Assignment: Determine the number of lines in the data below that hold "JSON"; give nothing but that number.

Page and application data records
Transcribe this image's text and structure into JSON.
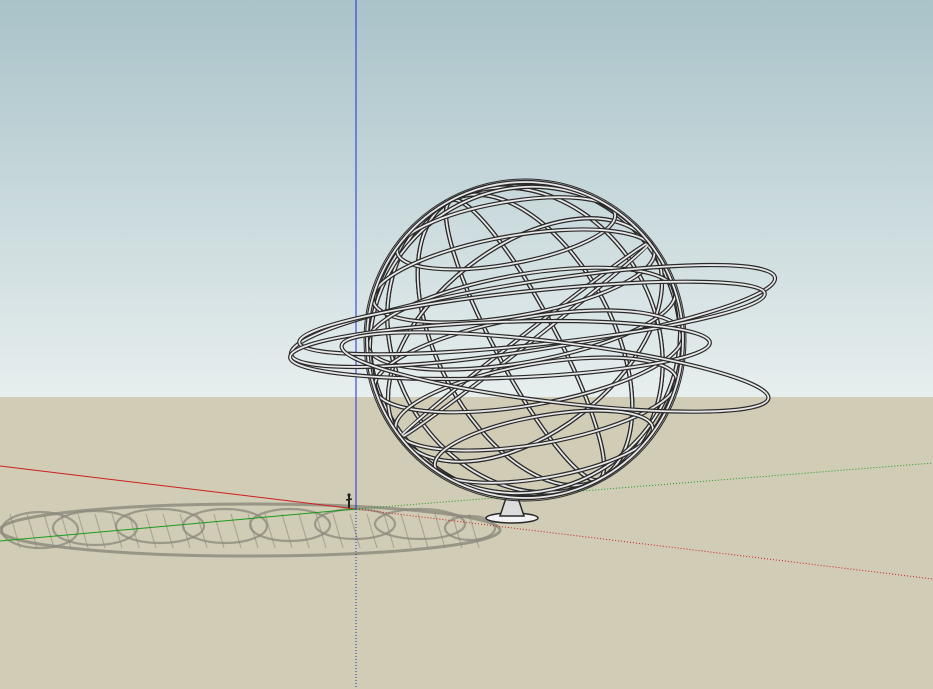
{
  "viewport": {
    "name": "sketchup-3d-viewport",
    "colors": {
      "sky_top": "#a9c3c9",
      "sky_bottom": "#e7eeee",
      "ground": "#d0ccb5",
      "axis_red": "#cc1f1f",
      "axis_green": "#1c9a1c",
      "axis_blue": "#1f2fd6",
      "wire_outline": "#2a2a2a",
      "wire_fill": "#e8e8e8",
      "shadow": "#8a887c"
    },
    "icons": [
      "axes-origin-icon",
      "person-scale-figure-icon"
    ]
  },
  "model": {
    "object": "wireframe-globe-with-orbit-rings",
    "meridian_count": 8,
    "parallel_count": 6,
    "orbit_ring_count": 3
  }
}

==

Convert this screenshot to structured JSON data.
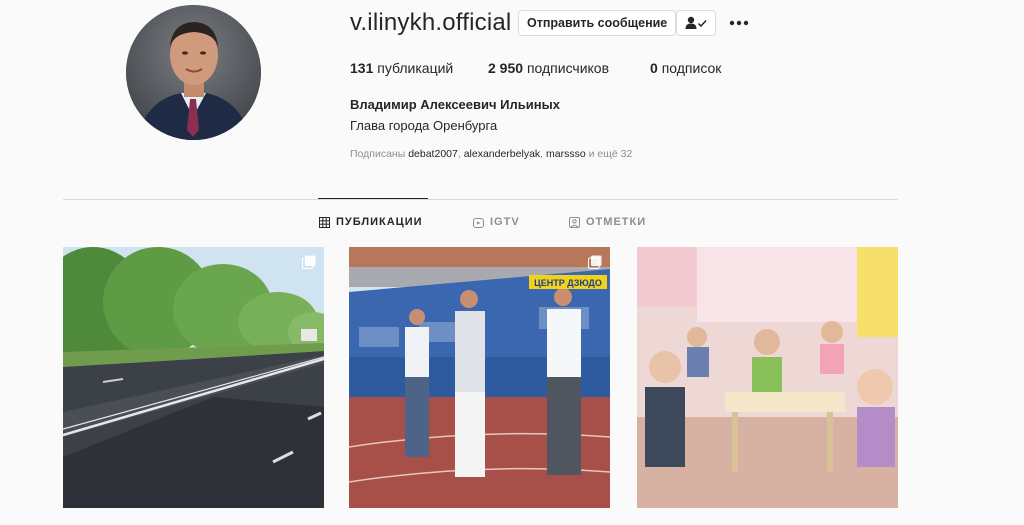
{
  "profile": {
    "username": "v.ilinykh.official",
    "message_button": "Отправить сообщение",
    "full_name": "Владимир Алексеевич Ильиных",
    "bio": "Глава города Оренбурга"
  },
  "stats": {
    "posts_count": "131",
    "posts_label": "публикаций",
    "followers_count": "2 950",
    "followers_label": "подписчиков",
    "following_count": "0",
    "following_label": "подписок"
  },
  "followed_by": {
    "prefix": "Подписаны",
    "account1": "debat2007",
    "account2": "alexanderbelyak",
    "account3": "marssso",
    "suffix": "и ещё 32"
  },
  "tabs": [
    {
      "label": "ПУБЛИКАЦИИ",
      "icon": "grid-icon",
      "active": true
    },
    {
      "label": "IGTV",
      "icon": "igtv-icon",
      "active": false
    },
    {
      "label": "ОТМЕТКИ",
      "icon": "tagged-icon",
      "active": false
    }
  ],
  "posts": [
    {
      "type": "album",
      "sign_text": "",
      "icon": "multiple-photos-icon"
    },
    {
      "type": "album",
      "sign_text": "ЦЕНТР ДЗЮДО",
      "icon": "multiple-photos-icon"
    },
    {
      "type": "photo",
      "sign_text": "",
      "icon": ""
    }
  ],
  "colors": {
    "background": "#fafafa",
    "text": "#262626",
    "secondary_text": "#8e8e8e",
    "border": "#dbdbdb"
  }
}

Your solution: 2